YOUR ASSIGNMENT ▸
Gather all lines in the records below that include the word "label".

SUPPLIED DATA ▸
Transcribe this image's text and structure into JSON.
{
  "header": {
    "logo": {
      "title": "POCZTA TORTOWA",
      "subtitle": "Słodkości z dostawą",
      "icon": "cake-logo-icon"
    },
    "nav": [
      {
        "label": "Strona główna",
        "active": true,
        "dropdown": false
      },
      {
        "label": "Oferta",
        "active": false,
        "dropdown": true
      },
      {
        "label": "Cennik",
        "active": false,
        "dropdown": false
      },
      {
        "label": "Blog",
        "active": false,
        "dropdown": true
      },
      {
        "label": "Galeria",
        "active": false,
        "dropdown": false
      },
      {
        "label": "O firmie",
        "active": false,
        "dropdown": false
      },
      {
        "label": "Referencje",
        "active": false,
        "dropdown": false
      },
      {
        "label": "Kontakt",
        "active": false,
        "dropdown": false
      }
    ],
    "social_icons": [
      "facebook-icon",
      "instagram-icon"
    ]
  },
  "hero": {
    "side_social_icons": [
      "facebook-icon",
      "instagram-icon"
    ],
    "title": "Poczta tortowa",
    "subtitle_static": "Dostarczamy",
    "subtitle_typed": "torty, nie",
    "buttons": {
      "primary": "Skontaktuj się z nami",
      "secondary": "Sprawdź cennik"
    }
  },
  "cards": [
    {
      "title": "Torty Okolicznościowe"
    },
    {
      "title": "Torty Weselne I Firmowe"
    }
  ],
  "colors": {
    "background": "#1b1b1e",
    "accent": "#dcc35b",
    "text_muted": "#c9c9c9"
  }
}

RESULT BELOW ▸
        "label": "Strona główna",
        "label": "Oferta",
        "label": "Cennik",
        "label": "Blog",
        "label": "Galeria",
        "label": "O firmie",
        "label": "Referencje",
        "label": "Kontakt",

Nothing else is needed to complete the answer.